◆ WHAT YOU ARE ASKED TO DO: Which of the lines below include the word "Prüfung"? Pull each one out.

◆ Component data from apps and pages:
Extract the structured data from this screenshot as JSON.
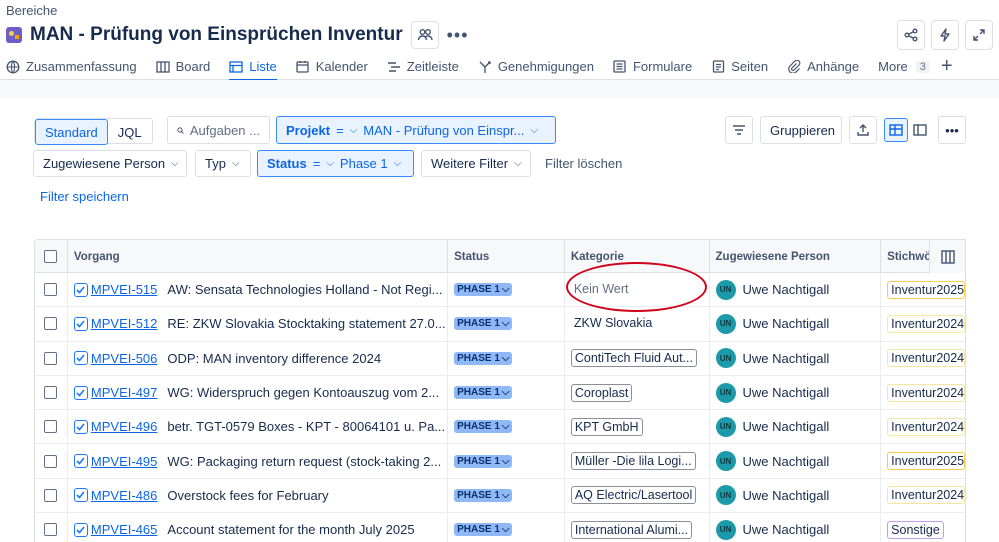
{
  "breadcrumb": "Bereiche",
  "project": {
    "title": "MAN - Prüfung von Einsprüchen Inventur"
  },
  "tabs": [
    {
      "label": "Zusammenfassung",
      "icon": "globe-icon"
    },
    {
      "label": "Board",
      "icon": "board-icon"
    },
    {
      "label": "Liste",
      "icon": "list-icon",
      "active": true
    },
    {
      "label": "Kalender",
      "icon": "calendar-icon"
    },
    {
      "label": "Zeitleiste",
      "icon": "timeline-icon"
    },
    {
      "label": "Genehmigungen",
      "icon": "approvals-icon"
    },
    {
      "label": "Formulare",
      "icon": "forms-icon"
    },
    {
      "label": "Seiten",
      "icon": "pages-icon"
    },
    {
      "label": "Anhänge",
      "icon": "paperclip-icon"
    }
  ],
  "more": {
    "label": "More",
    "count": "3"
  },
  "toolbar": {
    "standard": "Standard",
    "jql": "JQL",
    "search_placeholder": "Aufgaben ...",
    "project_field": "Projekt",
    "project_op": "=",
    "project_value": "MAN - Prüfung von Einspr...",
    "group_by": "Gruppieren"
  },
  "filters": {
    "assignee": "Zugewiesene Person",
    "type": "Typ",
    "status_field": "Status",
    "status_op": "=",
    "status_value": "Phase 1",
    "more_filters": "Weitere Filter",
    "clear": "Filter löschen",
    "save": "Filter speichern"
  },
  "columns": {
    "vorgang": "Vorgang",
    "status": "Status",
    "kategorie": "Kategorie",
    "assignee": "Zugewiesene Person",
    "labels": "Stichwö"
  },
  "rows": [
    {
      "key": "MPVEI-515",
      "summary": "AW: Sensata Technologies Holland - Not Regi...",
      "status": "PHASE 1",
      "category": "Kein Wert",
      "assignee_initials": "UN",
      "assignee": "Uwe Nachtigall",
      "label": "Inventur2025"
    },
    {
      "key": "MPVEI-512",
      "summary": "RE: ZKW Slovakia Stocktaking statement 27.0...",
      "status": "PHASE 1",
      "category": "ZKW Slovakia",
      "assignee_initials": "UN",
      "assignee": "Uwe Nachtigall",
      "label": "Inventur2024"
    },
    {
      "key": "MPVEI-506",
      "summary": "ODP: MAN inventory difference 2024",
      "status": "PHASE 1",
      "category": "ContiTech Fluid Aut...",
      "assignee_initials": "UN",
      "assignee": "Uwe Nachtigall",
      "label": "Inventur2024"
    },
    {
      "key": "MPVEI-497",
      "summary": "WG: Widerspruch gegen Kontoauszug vom 2...",
      "status": "PHASE 1",
      "category": "Coroplast",
      "assignee_initials": "UN",
      "assignee": "Uwe Nachtigall",
      "label": "Inventur2024"
    },
    {
      "key": "MPVEI-496",
      "summary": "betr. TGT-0579 Boxes - KPT - 80064101 u. Pa...",
      "status": "PHASE 1",
      "category": "KPT GmbH",
      "assignee_initials": "UN",
      "assignee": "Uwe Nachtigall",
      "label": "Inventur2024"
    },
    {
      "key": "MPVEI-495",
      "summary": "WG: Packaging return request (stock-taking 2...",
      "status": "PHASE 1",
      "category": "Müller -Die lila Logi...",
      "assignee_initials": "UN",
      "assignee": "Uwe Nachtigall",
      "label": "Inventur2025"
    },
    {
      "key": "MPVEI-486",
      "summary": "Overstock fees for February",
      "status": "PHASE 1",
      "category": "AQ Electric/Lasertool",
      "assignee_initials": "UN",
      "assignee": "Uwe Nachtigall",
      "label": "Inventur2024"
    },
    {
      "key": "MPVEI-465",
      "summary": "Account statement for the month July 2025",
      "status": "PHASE 1",
      "category": "International Alumi...",
      "assignee_initials": "UN",
      "assignee": "Uwe Nachtigall",
      "label": "Sonstige"
    }
  ]
}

◆ ANSWER BELOW:
    "title": "MAN - Prüfung von Einsprüchen Inventur"
    "project_value": "MAN - Prüfung von Einspr...",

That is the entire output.